→ **Your goal**
Work out how many lines in the data below contain "JSON", and state that count with nothing added.

→ **Excerpts from a dataset**
____
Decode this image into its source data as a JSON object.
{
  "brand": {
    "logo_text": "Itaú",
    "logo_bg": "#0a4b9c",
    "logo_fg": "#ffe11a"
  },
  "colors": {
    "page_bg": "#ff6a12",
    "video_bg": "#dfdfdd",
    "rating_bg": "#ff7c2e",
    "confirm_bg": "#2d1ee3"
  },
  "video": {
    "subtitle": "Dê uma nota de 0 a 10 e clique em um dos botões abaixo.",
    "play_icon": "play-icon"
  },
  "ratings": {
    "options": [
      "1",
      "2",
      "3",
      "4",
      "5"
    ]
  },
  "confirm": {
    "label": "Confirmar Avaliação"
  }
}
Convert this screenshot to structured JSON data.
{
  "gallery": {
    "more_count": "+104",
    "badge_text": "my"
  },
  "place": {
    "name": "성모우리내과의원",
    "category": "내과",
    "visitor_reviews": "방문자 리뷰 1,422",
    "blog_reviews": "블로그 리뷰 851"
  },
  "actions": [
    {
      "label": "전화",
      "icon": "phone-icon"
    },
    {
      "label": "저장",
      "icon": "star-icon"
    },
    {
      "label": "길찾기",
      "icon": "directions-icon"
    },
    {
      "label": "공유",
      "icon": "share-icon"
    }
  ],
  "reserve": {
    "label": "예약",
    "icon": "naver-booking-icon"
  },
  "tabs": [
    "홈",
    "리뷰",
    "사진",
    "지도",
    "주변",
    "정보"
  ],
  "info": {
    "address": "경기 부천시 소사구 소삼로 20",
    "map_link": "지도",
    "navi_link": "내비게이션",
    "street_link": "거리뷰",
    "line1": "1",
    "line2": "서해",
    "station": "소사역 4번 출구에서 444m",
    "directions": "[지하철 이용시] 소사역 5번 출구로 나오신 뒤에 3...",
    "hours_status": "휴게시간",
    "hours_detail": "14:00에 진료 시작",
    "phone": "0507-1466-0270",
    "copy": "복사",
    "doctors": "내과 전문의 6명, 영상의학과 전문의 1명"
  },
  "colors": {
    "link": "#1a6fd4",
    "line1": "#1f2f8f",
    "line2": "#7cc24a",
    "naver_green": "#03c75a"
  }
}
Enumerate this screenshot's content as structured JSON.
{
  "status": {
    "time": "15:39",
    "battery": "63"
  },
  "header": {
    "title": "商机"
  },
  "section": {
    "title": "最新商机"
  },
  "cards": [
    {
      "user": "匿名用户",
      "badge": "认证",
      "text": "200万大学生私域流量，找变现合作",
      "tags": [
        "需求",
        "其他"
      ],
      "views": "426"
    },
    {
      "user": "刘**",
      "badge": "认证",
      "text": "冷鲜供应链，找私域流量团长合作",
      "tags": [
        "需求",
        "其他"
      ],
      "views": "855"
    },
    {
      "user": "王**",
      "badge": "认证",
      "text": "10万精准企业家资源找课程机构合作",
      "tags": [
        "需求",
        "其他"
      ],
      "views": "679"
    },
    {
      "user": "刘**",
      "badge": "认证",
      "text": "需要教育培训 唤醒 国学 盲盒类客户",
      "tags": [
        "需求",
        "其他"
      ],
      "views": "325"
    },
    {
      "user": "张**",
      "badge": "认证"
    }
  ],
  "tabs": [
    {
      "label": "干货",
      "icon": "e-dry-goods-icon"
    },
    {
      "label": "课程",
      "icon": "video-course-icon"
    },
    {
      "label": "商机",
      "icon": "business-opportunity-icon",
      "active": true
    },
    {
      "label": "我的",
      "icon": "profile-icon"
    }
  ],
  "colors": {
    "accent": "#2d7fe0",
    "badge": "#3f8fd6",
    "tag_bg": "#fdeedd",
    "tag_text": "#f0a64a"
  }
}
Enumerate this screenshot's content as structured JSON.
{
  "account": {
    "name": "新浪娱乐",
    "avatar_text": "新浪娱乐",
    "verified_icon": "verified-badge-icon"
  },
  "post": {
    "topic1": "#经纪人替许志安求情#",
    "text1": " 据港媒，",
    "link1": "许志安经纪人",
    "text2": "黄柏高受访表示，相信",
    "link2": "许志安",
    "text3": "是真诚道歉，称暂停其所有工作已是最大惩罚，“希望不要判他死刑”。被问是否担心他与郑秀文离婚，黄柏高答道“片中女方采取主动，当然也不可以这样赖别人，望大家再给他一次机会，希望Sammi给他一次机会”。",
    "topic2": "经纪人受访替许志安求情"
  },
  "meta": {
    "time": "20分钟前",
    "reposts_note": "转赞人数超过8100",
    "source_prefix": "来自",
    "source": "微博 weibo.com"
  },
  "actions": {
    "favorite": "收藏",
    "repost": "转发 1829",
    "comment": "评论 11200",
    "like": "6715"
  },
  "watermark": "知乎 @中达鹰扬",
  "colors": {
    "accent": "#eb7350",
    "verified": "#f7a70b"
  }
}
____
→ **Your response**
4